> Exercise directions
Please repeat the records exactly, keeping the pictures out.
:: Data records ::
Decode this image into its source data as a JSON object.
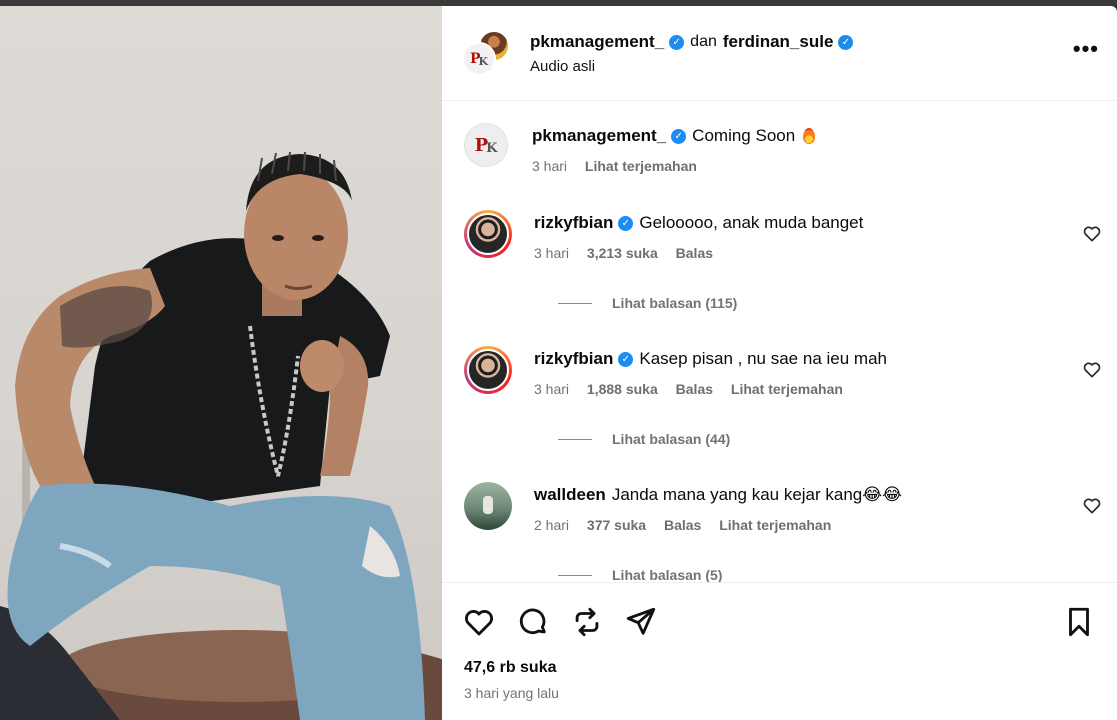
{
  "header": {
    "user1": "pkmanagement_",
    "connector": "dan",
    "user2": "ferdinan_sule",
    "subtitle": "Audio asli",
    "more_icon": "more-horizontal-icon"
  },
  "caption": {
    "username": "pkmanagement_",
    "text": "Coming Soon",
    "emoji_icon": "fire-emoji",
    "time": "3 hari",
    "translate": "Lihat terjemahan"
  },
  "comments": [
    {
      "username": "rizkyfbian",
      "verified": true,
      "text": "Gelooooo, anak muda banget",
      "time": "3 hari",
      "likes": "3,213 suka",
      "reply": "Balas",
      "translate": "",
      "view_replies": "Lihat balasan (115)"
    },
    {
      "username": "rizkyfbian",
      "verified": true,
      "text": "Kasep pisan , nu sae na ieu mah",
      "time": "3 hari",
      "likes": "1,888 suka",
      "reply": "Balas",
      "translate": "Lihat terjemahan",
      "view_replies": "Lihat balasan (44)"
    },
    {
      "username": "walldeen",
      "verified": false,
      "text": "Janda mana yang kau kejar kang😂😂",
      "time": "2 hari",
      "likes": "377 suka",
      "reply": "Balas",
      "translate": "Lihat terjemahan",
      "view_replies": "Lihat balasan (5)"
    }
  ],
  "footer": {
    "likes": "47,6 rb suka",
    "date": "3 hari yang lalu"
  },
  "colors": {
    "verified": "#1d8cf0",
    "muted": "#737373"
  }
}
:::
> Output for this task
Decode this image into its source data as a JSON object.
{
  "header": {
    "user1": "pkmanagement_",
    "connector": "dan",
    "user2": "ferdinan_sule",
    "subtitle": "Audio asli",
    "more_icon": "more-horizontal-icon"
  },
  "caption": {
    "username": "pkmanagement_",
    "text": "Coming Soon",
    "emoji_icon": "fire-emoji",
    "time": "3 hari",
    "translate": "Lihat terjemahan"
  },
  "comments": [
    {
      "username": "rizkyfbian",
      "verified": true,
      "text": "Gelooooo, anak muda banget",
      "time": "3 hari",
      "likes": "3,213 suka",
      "reply": "Balas",
      "translate": "",
      "view_replies": "Lihat balasan (115)"
    },
    {
      "username": "rizkyfbian",
      "verified": true,
      "text": "Kasep pisan , nu sae na ieu mah",
      "time": "3 hari",
      "likes": "1,888 suka",
      "reply": "Balas",
      "translate": "Lihat terjemahan",
      "view_replies": "Lihat balasan (44)"
    },
    {
      "username": "walldeen",
      "verified": false,
      "text": "Janda mana yang kau kejar kang😂😂",
      "time": "2 hari",
      "likes": "377 suka",
      "reply": "Balas",
      "translate": "Lihat terjemahan",
      "view_replies": "Lihat balasan (5)"
    }
  ],
  "footer": {
    "likes": "47,6 rb suka",
    "date": "3 hari yang lalu"
  },
  "colors": {
    "verified": "#1d8cf0",
    "muted": "#737373"
  }
}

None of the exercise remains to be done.